Now to be honest, this part of the covenant has been confusing to some who note that later on the in the Old Testament God does, in fact, take out large populations in Sodom and Gomorrah as punishment for their sin, and had Moses not persuaded God to do otherwise, God would have eliminated all but Moses’ descendants after the Israelites worshipped the Golden Calf. And in the New Testament, we read in 2 Peter 3:11 that the earth will one day be destroyed again, this time by fire.
Theologians are not all in one accord about how to handle these apparent contradictions. The truth is, through our own nuclear weapons we can destroy ourselves in a massive fireball of destruction. But God will not destroy us again, at least not with water. And God’s ultimate plan is to create a new heaven and new earth, regardless of what we do to ourselves.
Indeed, the most astounding part of God’s covenant with Noah is that it is without condition. Regardless of what we do or don’t do, the God of the universe will honor his promise by restraining his own power and showering us with mercy rather than muddy water. Old Testament scholar Gerhard Von Rad calls this God’s “divine forbearance.” God intentionally limits his own power where creation is concerned. God will not respond with total destruction, no matter what we do.
This divine restraint is nothing short of remarkable. This is amazing grace. It does not mean, by the way, that we still won’t suffer the consequences of our actions—we will. But it does mean those consequences won’t obliterate us as they should. As one interpreter puts it, “(God’s covenant with Noah) will be as good as God is. God establishes it in goodness and love and upholds it in eternal faithfulness.”
In fact, what amazes me most about this passage is its declaration that God uses the colorful rainbow as a pneumonic device for himself. “Whenever the rainbow appears in the clouds, God says, I will see it and remember the everlasting covenant between God and all living creatures of every kind on the earth.”
So the rainbow stands as an important visual in two ways. It is a colorful symbol of the incredible covenant God made with us and all creation, a symbol of God’s mercy and a source of our hope. On the other hand, it is a colorful reminder to God, should he ever be tempted to forget his promises to us, that he is bound to love us and seek to save us no matter what we do.

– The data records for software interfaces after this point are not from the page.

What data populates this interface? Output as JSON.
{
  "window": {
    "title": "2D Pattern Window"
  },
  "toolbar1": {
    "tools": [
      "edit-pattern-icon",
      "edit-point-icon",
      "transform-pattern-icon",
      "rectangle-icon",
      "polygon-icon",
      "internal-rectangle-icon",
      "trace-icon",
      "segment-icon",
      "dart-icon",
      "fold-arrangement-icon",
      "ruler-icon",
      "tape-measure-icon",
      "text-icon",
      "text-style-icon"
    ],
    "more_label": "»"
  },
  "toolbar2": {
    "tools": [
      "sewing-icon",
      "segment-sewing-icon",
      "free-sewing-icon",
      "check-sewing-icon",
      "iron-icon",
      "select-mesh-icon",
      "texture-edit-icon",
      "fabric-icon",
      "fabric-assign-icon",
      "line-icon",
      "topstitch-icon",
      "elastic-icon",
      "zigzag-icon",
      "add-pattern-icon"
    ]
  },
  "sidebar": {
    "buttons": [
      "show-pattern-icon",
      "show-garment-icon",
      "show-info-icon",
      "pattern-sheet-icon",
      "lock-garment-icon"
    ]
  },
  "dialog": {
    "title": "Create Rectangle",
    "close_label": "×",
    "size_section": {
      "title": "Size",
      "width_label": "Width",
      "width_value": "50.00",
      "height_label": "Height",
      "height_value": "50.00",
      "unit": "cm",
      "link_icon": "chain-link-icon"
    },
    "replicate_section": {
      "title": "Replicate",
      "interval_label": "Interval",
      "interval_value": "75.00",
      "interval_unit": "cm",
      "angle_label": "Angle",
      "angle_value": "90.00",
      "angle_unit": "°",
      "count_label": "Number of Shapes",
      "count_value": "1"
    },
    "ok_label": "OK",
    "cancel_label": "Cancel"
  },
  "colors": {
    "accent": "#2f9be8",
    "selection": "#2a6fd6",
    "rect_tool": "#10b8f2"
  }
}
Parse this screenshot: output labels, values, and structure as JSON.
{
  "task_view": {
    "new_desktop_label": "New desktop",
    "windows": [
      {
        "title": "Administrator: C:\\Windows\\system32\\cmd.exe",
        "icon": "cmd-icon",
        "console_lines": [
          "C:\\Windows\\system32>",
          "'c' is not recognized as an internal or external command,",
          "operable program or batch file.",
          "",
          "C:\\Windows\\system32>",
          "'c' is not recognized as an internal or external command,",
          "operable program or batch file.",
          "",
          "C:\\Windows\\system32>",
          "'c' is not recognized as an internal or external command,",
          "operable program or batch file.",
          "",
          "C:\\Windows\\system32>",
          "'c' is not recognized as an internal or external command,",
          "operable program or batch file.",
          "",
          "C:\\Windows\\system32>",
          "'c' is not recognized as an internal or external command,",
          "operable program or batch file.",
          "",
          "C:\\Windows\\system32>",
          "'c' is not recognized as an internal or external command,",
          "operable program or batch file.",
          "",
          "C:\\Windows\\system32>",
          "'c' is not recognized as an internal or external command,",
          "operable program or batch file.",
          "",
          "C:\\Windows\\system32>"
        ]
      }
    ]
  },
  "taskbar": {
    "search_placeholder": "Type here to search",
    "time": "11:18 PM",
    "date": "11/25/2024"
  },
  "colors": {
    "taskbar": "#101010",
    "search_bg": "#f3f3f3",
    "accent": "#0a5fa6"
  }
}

Of course, this side of the cross, we see now that Jesus Christ is the human equivalent of the rainbow, the ultimate reminder of God’s love for us and commitment to us. As great as all the covenants of the Old Testament were, none of them ultimately yielded what God had hoped for from the days of the Garden of Eden—a people who loved him, trusted him with their lives, and followed him in all they did. Instead, God’s people took advantage of God’s grace and rebelled against God’s plan.
So God took the ultimate step that surpassed painting a rainbow across the sky—he planted his only son on a cross to die for your sins and mine. The amazing thing about God’s covenants is not just that they cost him his power—they also cost him his son. And every time we take communion in a Christian church, we remember that Jesus said, This cup is the new covenant of my blood, shed for the forgiveness of your sins (1 Corinthians 11:25).
As we begin our journey of Lent in 2009, I would ask you to adopt the following spiritual practice—every time you notice a rainbow in the sky after a spring shower, don’t just remember Noah and the ark. Remember Jesus and his cross. Remember the rainbow that always shines through the rain, the grace that always shines through the cross, and the love that will never, ever let you go.
The God of the universe has promised to remember his love every time he sees a rainbow. And we should do no less.